On a discussion board all people have to go on is text. It’s hard to get others to respect someone’s opinion if it is clear that they do not respect the medium. So we recommend that you aim as much as you can to format your message to look like something you’d find in a quality newspaper (or on a quality newspaper’s website).

That means employing a mixture of capital and lower case letters in a traditional manner – neither all caps, nor all lower case. On the Internet typing something ALL IN BLOCK CAPITAL LETTERS tends to be interpreted as SHOUTING. It’s harder to read than a message that uses mixed case, too. It also helps to use punctuation, and to make sure things are spelled correctly. We provide a ‘Preview Message’ facility when posting, so you can see your message as it will appear on the board, and double-check your spelling, etc, before submitting it. After all, if the writer does not care about the message, why should any of the readers bother to reply to it?

Plain text will do fine for most messages, but if you want to get a little more elaborate the boards allow you to include bold and italic text (or even both). This is done by using “formatting tags” around the text to be formatted. The Discussion Boards Help Page explains how.

One use of formatting is to quote the bits of a message to which you’re replying. Not everyone will read your reply immediately after reading the message to which you are responding, so when you’re replying to something, it’s a good idea to quote an appropriate fragment of it and to make the quoted text italic, so that readers can distinguish what’s from the original message and what is your reply.

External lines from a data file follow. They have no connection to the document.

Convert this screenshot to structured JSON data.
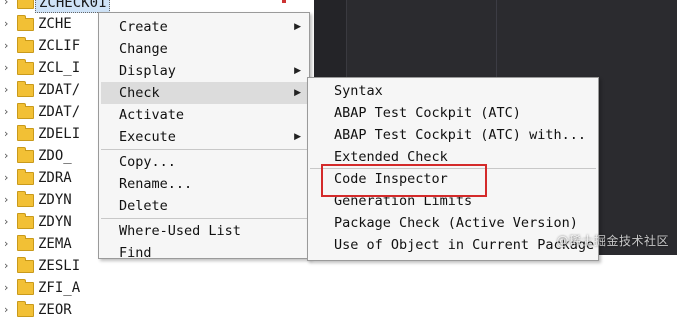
{
  "tree": {
    "selected_index": 0,
    "items": [
      {
        "name": "ZCHECK01"
      },
      {
        "name": "ZCHE"
      },
      {
        "name": "ZCLIF"
      },
      {
        "name": "ZCL_I"
      },
      {
        "name": "ZDAT/"
      },
      {
        "name": "ZDAT/"
      },
      {
        "name": "ZDELI"
      },
      {
        "name": "ZDO_"
      },
      {
        "name": "ZDRA"
      },
      {
        "name": "ZDYN"
      },
      {
        "name": "ZDYN"
      },
      {
        "name": "ZEMA"
      },
      {
        "name": "ZESLI"
      },
      {
        "name": "ZFI_A"
      },
      {
        "name": "ZEOR"
      }
    ]
  },
  "context_menu": {
    "items": [
      {
        "label": "Create",
        "submenu": true
      },
      {
        "label": "Change",
        "submenu": false
      },
      {
        "label": "Display",
        "submenu": true
      },
      {
        "label": "Check",
        "submenu": true,
        "active": true
      },
      {
        "label": "Activate",
        "submenu": false
      },
      {
        "label": "Execute",
        "submenu": true
      },
      {
        "label": "Copy...",
        "submenu": false
      },
      {
        "label": "Rename...",
        "submenu": false
      },
      {
        "label": "Delete",
        "submenu": false
      },
      {
        "label": "Where-Used List",
        "submenu": false
      },
      {
        "label": "Find",
        "submenu": false
      }
    ]
  },
  "check_submenu": {
    "items": [
      {
        "label": "Syntax"
      },
      {
        "label": "ABAP Test Cockpit (ATC)"
      },
      {
        "label": "ABAP Test Cockpit (ATC) with..."
      },
      {
        "label": "Extended Check"
      },
      {
        "label": "Code Inspector",
        "highlighted": true
      },
      {
        "label": "Generation Limits"
      },
      {
        "label": "Package Check (Active Version)"
      },
      {
        "label": "Use of Object in Current Package"
      }
    ]
  },
  "watermark": "@稀土掘金技术社区",
  "colors": {
    "highlight": "#d42a2a",
    "editor_bg": "#2b2b2f",
    "folder": "#f2c035"
  }
}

If the whole of your message is a table, a set of figures, or something comparable, you could post it in “Table Data” mode – that way, the layout of whatever you type will be preserved. However, do bear in mind that you are then responsible for inserting line breaks at appropriate places by using the RETURN key. (And yes, people forgetting to do so explains those occasional messages where you have to scroll to the right to read very long lines of text!)